Data extracted from a collection
· · ·

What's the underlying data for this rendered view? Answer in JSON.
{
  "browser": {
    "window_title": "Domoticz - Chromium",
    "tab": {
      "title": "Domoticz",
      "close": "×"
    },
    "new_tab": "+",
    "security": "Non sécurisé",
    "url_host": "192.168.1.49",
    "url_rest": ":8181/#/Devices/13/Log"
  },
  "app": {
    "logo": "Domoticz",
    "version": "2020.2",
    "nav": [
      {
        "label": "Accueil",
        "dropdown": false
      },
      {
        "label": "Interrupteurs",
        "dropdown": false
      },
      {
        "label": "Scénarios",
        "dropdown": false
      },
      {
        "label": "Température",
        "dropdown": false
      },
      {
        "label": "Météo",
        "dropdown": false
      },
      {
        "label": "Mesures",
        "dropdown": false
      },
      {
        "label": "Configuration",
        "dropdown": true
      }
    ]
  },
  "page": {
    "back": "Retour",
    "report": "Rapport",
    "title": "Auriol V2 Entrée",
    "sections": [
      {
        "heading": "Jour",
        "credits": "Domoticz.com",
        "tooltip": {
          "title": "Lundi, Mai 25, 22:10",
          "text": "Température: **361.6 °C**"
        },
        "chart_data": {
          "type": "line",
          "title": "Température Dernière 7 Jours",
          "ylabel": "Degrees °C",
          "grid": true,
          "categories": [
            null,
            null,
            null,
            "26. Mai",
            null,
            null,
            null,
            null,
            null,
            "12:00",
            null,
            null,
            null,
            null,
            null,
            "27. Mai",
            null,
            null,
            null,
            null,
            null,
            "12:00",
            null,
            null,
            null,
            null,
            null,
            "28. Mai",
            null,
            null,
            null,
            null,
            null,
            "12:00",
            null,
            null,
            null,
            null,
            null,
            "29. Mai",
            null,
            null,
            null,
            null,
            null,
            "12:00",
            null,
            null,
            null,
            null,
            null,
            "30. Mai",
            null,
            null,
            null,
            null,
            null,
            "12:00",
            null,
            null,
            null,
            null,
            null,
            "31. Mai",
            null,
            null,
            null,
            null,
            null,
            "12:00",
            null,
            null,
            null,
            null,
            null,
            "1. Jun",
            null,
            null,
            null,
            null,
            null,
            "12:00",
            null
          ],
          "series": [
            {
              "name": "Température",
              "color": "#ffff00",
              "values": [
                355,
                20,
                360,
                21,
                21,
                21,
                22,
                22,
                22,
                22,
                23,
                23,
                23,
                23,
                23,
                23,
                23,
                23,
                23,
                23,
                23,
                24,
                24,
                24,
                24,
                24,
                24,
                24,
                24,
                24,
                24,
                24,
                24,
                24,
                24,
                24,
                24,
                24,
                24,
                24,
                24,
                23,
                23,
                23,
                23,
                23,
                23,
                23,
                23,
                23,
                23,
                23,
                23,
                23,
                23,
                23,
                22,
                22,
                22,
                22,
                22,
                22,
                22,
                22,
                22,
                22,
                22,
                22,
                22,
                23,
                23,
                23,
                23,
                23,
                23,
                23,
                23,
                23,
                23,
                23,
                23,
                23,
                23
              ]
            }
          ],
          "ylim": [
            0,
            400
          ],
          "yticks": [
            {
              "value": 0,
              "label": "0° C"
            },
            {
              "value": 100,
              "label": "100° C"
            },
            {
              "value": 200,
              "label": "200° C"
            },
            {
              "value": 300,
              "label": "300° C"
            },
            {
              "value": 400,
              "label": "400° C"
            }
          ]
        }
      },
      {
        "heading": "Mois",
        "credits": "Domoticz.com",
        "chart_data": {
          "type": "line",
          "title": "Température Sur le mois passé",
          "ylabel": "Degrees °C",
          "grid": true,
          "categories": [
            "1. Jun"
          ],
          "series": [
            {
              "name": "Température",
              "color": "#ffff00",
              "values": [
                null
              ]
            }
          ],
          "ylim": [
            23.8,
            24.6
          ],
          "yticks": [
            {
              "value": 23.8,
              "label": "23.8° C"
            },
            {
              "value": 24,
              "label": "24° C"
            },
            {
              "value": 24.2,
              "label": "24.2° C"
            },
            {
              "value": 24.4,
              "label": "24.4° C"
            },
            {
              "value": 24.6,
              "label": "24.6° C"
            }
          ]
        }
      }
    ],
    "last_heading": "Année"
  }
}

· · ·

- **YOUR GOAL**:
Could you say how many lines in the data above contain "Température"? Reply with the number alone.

- **RESULT OF THE EXERCISE**:
6